Over 40 years of talent attraction, I have experienced hiring managers who were very responsive with positive and negative feedback. This information helps me focus my searches on the exact candidate they seek.

There have been other managers who ignored both the resumes and my calls for feedback. Since recruiting is not a priority for them, I only focus on other positions where we may be successful. Sure, I will ping them occasionally. Generally, they wait until a key member of their team decides to leave before they respond.

This practice leads to unhappy and overworked staff. Can you imagine how many candidates over the past 40 years responded to my recruiting call because they felt overworked and underappreciated? Suffice it to say very many.

You have 72 hours

Studies demonstrate that after 72 hours without contact from a company, candidates begin to lose interest in a position. Additionally, the companies where managers respond quickly will interview and offer the top candidates. Which candidates are left for the other companies?

Talent attraction mirrors the sales process perfectly. Would you agree that attentive sales professionals are the most successful? The same is true when your company is attempting to recruit the best candidates.

Companies have conditioned candidates that they have low interest in their candidacy if they are not responsive during the selection process. Therefore, candidates mentally move on.

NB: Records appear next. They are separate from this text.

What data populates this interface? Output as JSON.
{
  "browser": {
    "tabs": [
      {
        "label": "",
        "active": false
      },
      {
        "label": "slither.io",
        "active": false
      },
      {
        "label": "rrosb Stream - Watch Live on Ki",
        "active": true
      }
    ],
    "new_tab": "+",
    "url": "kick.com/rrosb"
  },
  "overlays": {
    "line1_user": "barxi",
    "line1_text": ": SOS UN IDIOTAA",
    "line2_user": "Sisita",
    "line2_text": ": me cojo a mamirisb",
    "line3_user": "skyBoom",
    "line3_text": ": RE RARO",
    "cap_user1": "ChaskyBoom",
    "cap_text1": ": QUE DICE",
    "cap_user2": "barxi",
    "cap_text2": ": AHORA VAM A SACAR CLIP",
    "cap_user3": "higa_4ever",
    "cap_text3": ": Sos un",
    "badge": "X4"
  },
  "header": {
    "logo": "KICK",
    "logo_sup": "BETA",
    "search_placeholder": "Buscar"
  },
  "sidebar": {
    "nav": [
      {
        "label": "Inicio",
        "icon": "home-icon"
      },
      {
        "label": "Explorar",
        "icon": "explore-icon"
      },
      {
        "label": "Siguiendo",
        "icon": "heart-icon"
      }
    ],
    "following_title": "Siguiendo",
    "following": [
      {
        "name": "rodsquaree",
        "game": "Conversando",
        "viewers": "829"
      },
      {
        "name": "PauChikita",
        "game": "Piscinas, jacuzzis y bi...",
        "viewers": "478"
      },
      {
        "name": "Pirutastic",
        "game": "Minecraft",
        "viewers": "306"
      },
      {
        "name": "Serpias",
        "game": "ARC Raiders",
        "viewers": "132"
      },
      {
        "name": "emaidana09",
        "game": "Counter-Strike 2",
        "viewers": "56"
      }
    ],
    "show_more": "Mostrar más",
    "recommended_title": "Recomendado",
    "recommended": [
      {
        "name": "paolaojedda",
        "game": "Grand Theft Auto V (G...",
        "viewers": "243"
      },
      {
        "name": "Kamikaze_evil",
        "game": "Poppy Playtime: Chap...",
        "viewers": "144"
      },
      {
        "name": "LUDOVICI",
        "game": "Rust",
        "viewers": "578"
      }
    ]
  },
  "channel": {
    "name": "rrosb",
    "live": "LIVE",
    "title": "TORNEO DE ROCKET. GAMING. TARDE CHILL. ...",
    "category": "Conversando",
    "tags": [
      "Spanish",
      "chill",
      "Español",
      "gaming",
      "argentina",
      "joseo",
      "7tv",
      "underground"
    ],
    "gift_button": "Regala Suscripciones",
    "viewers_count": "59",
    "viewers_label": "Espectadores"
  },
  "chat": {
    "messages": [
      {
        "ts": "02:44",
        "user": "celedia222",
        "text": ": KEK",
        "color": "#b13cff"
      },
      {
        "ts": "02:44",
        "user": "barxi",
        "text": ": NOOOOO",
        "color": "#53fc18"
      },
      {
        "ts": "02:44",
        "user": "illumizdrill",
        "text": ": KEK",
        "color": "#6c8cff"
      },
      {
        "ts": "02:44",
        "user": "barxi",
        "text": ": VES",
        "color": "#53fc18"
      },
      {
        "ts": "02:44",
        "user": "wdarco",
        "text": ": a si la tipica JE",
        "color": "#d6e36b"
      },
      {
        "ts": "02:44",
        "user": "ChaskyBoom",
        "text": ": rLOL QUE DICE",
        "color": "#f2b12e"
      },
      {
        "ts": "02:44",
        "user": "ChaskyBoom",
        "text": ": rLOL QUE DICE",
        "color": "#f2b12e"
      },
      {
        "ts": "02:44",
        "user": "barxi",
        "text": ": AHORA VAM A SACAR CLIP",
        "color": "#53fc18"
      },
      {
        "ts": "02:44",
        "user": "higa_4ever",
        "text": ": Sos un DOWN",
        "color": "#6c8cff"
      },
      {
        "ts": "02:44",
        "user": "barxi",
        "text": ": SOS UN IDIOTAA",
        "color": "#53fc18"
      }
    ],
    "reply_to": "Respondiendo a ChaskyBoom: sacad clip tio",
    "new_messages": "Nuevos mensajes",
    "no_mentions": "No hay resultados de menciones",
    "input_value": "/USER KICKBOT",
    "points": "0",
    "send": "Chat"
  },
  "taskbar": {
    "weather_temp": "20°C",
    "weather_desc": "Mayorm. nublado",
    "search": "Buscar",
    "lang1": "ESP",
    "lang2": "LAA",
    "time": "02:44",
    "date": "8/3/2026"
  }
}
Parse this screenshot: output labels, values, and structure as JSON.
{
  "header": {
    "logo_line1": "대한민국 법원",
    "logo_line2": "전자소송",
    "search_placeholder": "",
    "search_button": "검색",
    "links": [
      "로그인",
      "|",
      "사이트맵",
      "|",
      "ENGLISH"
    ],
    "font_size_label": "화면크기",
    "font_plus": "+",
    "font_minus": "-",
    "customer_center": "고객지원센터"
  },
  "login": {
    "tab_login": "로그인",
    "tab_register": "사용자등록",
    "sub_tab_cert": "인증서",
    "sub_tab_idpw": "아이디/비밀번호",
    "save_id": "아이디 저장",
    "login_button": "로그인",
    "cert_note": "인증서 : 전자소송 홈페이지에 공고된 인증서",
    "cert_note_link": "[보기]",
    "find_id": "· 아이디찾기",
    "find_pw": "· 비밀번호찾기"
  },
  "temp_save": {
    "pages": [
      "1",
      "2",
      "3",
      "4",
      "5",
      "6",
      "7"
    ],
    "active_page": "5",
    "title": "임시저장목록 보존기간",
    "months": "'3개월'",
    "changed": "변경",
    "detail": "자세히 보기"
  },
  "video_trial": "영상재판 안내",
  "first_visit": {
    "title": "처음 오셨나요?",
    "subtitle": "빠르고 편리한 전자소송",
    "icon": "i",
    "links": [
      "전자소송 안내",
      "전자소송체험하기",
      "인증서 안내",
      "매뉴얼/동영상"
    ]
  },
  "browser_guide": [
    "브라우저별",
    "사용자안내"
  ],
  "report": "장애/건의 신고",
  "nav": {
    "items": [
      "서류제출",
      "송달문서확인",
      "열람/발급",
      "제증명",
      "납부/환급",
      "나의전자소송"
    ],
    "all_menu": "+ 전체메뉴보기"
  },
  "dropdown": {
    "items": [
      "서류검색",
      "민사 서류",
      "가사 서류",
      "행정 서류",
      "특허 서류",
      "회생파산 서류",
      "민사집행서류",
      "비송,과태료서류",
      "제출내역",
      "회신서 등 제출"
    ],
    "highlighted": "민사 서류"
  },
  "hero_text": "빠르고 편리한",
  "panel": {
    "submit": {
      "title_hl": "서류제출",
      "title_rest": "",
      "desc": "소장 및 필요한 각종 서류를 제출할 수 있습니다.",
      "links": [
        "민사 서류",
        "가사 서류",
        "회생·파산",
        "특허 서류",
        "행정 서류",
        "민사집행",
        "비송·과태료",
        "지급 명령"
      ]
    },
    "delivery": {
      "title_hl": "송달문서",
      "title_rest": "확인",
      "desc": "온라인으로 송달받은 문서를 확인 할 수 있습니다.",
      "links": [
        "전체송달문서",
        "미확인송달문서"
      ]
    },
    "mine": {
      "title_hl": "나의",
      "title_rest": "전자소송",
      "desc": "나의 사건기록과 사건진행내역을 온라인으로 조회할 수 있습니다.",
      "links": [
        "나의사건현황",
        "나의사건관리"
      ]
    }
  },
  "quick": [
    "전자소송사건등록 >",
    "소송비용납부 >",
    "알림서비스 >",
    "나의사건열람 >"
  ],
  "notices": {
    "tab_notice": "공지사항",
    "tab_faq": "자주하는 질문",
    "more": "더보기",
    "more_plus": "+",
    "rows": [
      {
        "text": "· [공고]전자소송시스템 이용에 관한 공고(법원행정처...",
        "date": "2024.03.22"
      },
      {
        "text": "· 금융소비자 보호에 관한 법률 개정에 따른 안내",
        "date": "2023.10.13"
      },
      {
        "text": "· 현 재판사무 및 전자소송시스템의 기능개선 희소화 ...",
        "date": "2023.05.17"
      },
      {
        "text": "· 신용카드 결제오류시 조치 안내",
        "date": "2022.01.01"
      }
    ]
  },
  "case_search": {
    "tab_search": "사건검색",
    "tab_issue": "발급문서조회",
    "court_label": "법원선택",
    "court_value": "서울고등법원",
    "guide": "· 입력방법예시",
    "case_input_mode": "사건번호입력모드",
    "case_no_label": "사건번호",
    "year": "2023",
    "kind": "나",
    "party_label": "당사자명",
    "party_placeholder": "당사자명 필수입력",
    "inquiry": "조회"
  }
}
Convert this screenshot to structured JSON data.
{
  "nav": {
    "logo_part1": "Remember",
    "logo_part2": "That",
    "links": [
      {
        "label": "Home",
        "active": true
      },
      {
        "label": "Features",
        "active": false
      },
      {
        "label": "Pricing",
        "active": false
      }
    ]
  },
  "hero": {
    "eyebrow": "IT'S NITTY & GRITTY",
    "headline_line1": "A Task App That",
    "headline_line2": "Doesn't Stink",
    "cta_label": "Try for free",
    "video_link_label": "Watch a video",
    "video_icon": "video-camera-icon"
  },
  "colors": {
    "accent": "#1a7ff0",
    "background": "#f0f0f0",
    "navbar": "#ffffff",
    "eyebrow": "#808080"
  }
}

Responsive managers attract top talent

Some managers complain they are too busy to respond quickly to resumes and phone screen results. Assuming they need the new talent to move their projects forward, doesn’t it make sense to attract talented professionals when they are available?

If your company is losing candidates to other companies, it may be the recruiting staff. More likely, the problem lies with the responsiveness or lack of responsiveness by the managers.

As a recruiter, it is frustrating to be asked to screen six candidates now for one position. Then watch the excuses mount as the hiring manager determines that this is a low priority for them. “The sky is falling!” produces the expected result — the recruiter will most likely drag their feet until they are positive the manager will act on the candidates this time.

The top managers use recruiting to build their top performing team, not just fog their mirrors. Which manager are you?

Bill Humbert with Provocative Thinking Consulting, Inc. is a speaker, talent attraction consultant, career transition consultant and offers training contracts at recruiterguy.com.